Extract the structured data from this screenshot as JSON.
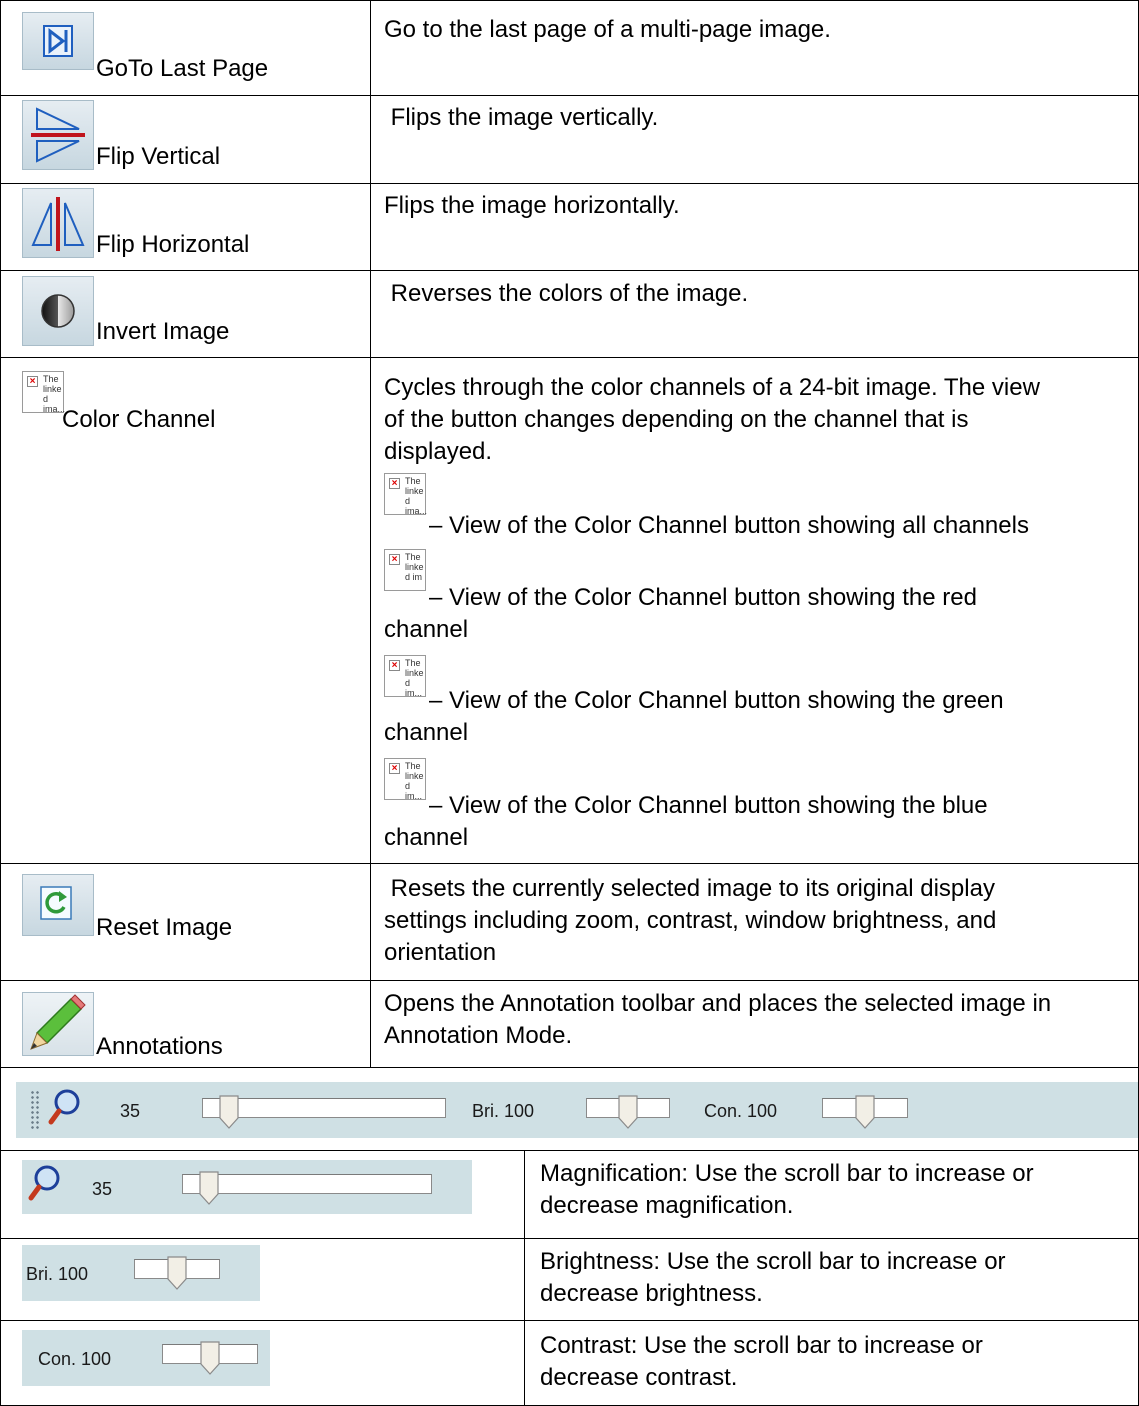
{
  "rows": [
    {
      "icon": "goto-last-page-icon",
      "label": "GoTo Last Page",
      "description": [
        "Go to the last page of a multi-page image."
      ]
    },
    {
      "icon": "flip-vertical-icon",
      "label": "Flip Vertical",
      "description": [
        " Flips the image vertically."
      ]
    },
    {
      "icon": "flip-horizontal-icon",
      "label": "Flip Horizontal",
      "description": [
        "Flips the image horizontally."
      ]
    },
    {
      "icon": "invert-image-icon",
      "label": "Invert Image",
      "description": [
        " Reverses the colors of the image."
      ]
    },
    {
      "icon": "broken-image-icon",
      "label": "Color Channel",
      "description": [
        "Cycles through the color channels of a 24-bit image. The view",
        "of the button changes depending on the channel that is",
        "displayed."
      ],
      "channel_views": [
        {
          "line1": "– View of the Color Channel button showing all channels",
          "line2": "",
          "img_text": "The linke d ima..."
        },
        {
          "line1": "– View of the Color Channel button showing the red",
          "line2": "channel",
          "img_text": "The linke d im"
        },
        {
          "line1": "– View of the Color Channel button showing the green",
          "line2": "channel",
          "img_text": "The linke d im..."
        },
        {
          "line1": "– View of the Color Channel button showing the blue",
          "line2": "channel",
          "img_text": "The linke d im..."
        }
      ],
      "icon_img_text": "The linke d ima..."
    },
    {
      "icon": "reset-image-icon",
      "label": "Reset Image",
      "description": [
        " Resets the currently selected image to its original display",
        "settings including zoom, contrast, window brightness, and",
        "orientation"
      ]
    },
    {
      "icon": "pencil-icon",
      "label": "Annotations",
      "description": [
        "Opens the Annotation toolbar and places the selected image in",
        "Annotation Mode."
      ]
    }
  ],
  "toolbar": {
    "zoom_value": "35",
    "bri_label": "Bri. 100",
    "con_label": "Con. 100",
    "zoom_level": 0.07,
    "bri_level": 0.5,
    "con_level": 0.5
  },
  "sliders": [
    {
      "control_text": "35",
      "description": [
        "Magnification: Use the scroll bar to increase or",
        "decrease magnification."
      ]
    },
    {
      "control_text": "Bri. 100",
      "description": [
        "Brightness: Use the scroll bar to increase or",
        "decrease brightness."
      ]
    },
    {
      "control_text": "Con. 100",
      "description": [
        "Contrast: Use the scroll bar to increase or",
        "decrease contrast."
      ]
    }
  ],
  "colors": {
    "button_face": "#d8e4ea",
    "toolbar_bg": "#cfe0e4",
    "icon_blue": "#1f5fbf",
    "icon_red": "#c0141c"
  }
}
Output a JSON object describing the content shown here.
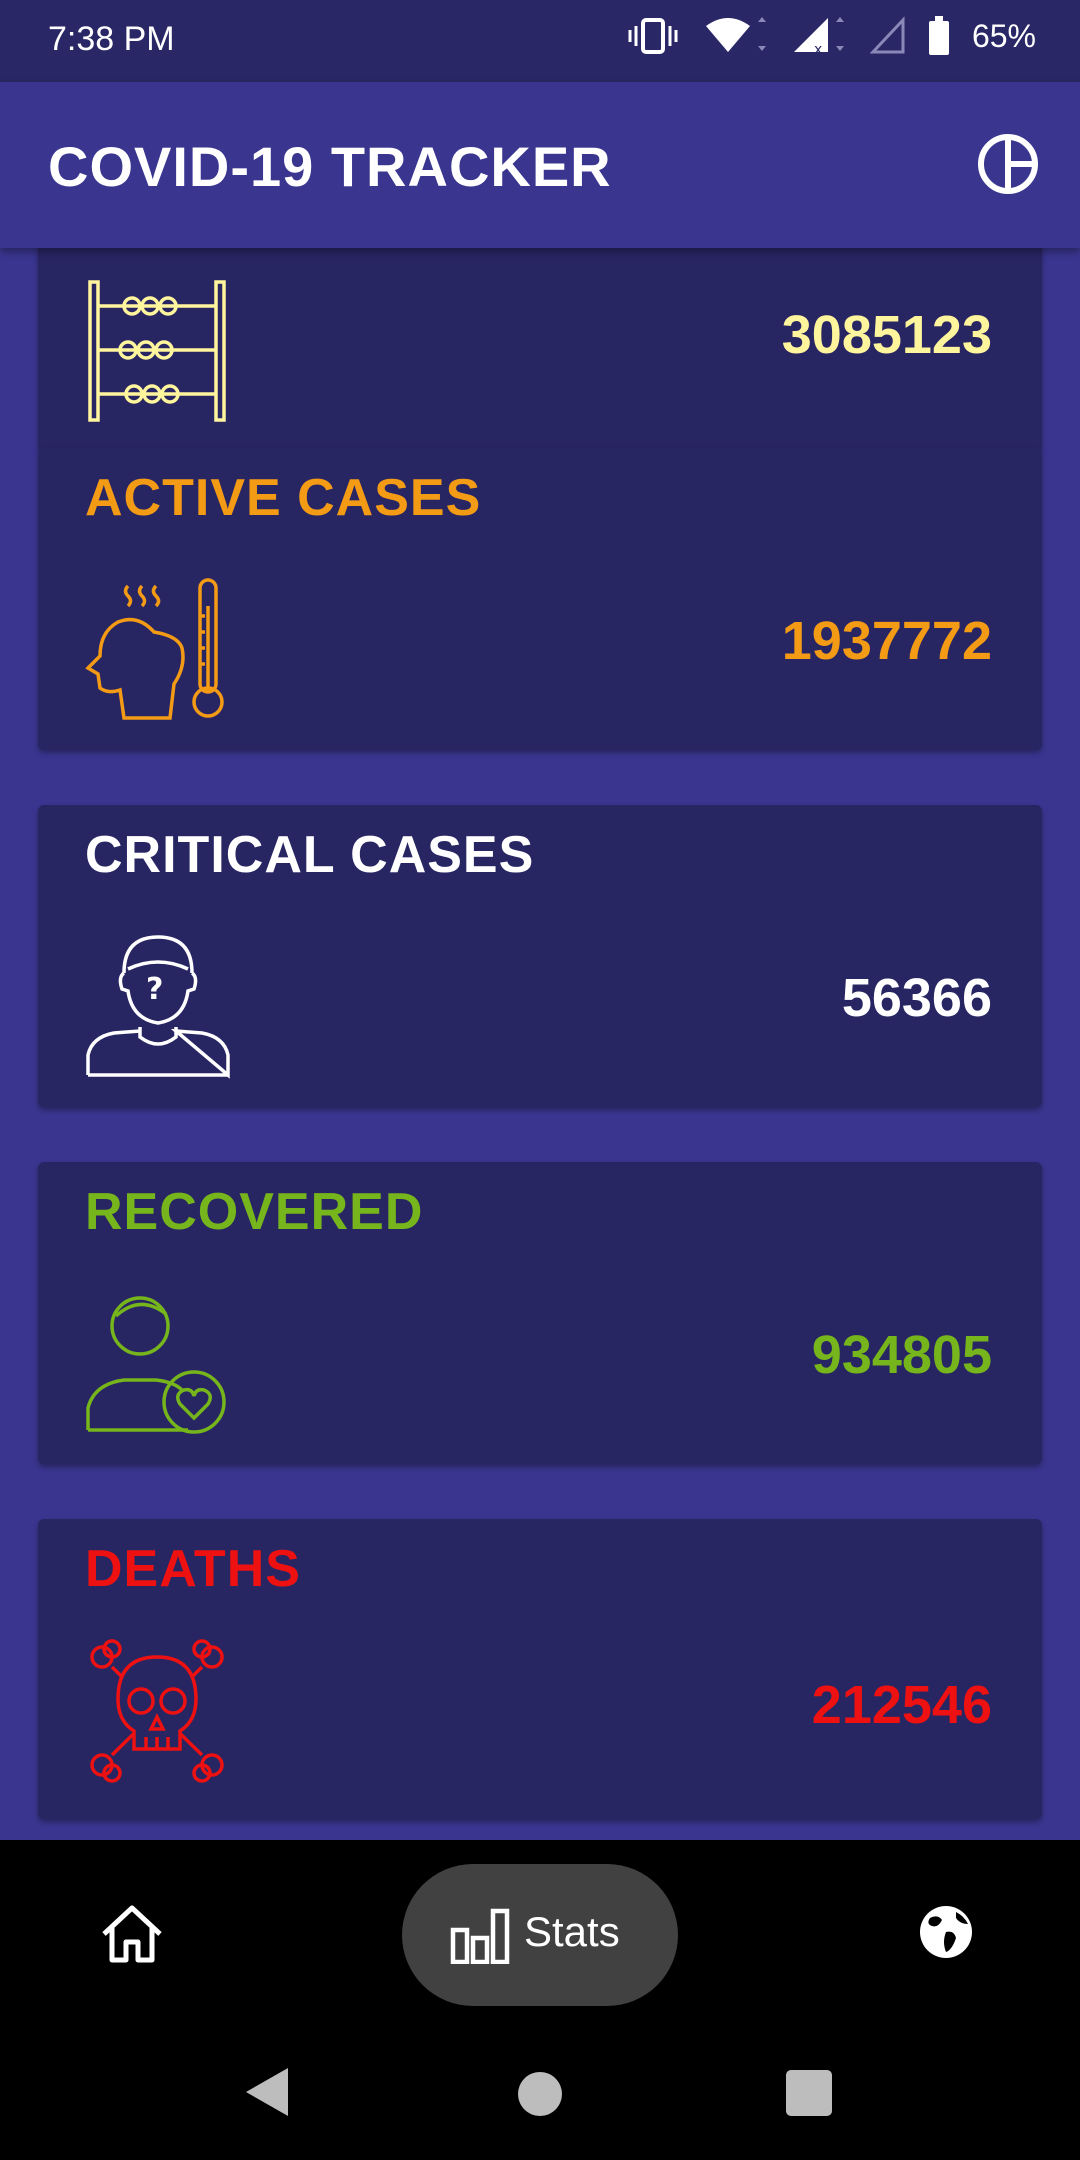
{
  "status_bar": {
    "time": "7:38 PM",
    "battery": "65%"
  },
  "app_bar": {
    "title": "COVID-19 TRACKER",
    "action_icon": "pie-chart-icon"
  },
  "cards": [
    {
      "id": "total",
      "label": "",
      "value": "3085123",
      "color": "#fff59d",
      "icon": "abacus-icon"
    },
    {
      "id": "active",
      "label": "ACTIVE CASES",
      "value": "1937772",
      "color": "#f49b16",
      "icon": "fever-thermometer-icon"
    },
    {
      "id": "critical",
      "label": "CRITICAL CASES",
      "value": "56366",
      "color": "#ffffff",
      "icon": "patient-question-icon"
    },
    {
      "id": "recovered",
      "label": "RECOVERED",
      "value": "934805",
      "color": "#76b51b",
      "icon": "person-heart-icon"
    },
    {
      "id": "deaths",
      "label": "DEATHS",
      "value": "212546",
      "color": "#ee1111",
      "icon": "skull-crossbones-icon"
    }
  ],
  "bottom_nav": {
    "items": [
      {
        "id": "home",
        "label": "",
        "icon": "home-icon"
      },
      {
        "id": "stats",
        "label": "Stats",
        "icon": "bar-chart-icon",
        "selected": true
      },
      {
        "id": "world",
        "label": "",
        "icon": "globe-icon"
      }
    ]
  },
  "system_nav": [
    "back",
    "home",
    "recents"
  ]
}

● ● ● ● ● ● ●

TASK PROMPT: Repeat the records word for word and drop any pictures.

OUTPUT OF THE TASK:
Extract the structured data from this screenshot as JSON.
{
  "rows": [
    {
      "icon": "goto-last-page-icon",
      "label": "GoTo Last Page",
      "description": [
        "Go to the last page of a multi-page image."
      ]
    },
    {
      "icon": "flip-vertical-icon",
      "label": "Flip Vertical",
      "description": [
        " Flips the image vertically."
      ]
    },
    {
      "icon": "flip-horizontal-icon",
      "label": "Flip Horizontal",
      "description": [
        "Flips the image horizontally."
      ]
    },
    {
      "icon": "invert-image-icon",
      "label": "Invert Image",
      "description": [
        " Reverses the colors of the image."
      ]
    },
    {
      "icon": "broken-image-icon",
      "label": "Color Channel",
      "description": [
        "Cycles through the color channels of a 24-bit image. The view",
        "of the button changes depending on the channel that is",
        "displayed."
      ],
      "channel_views": [
        {
          "line1": "– View of the Color Channel button showing all channels",
          "line2": "",
          "img_text": "The linke d ima..."
        },
        {
          "line1": "– View of the Color Channel button showing the red",
          "line2": "channel",
          "img_text": "The linke d im"
        },
        {
          "line1": "– View of the Color Channel button showing the green",
          "line2": "channel",
          "img_text": "The linke d im..."
        },
        {
          "line1": "– View of the Color Channel button showing the blue",
          "line2": "channel",
          "img_text": "The linke d im..."
        }
      ],
      "icon_img_text": "The linke d ima..."
    },
    {
      "icon": "reset-image-icon",
      "label": "Reset Image",
      "description": [
        " Resets the currently selected image to its original display",
        "settings including zoom, contrast, window brightness, and",
        "orientation"
      ]
    },
    {
      "icon": "pencil-icon",
      "label": "Annotations",
      "description": [
        "Opens the Annotation toolbar and places the selected image in",
        "Annotation Mode."
      ]
    }
  ],
  "toolbar": {
    "zoom_value": "35",
    "bri_label": "Bri. 100",
    "con_label": "Con. 100",
    "zoom_level": 0.07,
    "bri_level": 0.5,
    "con_level": 0.5
  },
  "sliders": [
    {
      "control_text": "35",
      "description": [
        "Magnification: Use the scroll bar to increase or",
        "decrease magnification."
      ]
    },
    {
      "control_text": "Bri. 100",
      "description": [
        "Brightness: Use the scroll bar to increase or",
        "decrease brightness."
      ]
    },
    {
      "control_text": "Con. 100",
      "description": [
        "Contrast: Use the scroll bar to increase or",
        "decrease contrast."
      ]
    }
  ],
  "colors": {
    "button_face": "#d8e4ea",
    "toolbar_bg": "#cfe0e4",
    "icon_blue": "#1f5fbf",
    "icon_red": "#c0141c"
  }
}
Output a JSON object describing the content shown here.
{
  "status_bar": {
    "time": "7:38 PM",
    "battery": "65%"
  },
  "app_bar": {
    "title": "COVID-19 TRACKER",
    "action_icon": "pie-chart-icon"
  },
  "cards": [
    {
      "id": "total",
      "label": "",
      "value": "3085123",
      "color": "#fff59d",
      "icon": "abacus-icon"
    },
    {
      "id": "active",
      "label": "ACTIVE CASES",
      "value": "1937772",
      "color": "#f49b16",
      "icon": "fever-thermometer-icon"
    },
    {
      "id": "critical",
      "label": "CRITICAL CASES",
      "value": "56366",
      "color": "#ffffff",
      "icon": "patient-question-icon"
    },
    {
      "id": "recovered",
      "label": "RECOVERED",
      "value": "934805",
      "color": "#76b51b",
      "icon": "person-heart-icon"
    },
    {
      "id": "deaths",
      "label": "DEATHS",
      "value": "212546",
      "color": "#ee1111",
      "icon": "skull-crossbones-icon"
    }
  ],
  "bottom_nav": {
    "items": [
      {
        "id": "home",
        "label": "",
        "icon": "home-icon"
      },
      {
        "id": "stats",
        "label": "Stats",
        "icon": "bar-chart-icon",
        "selected": true
      },
      {
        "id": "world",
        "label": "",
        "icon": "globe-icon"
      }
    ]
  },
  "system_nav": [
    "back",
    "home",
    "recents"
  ]
}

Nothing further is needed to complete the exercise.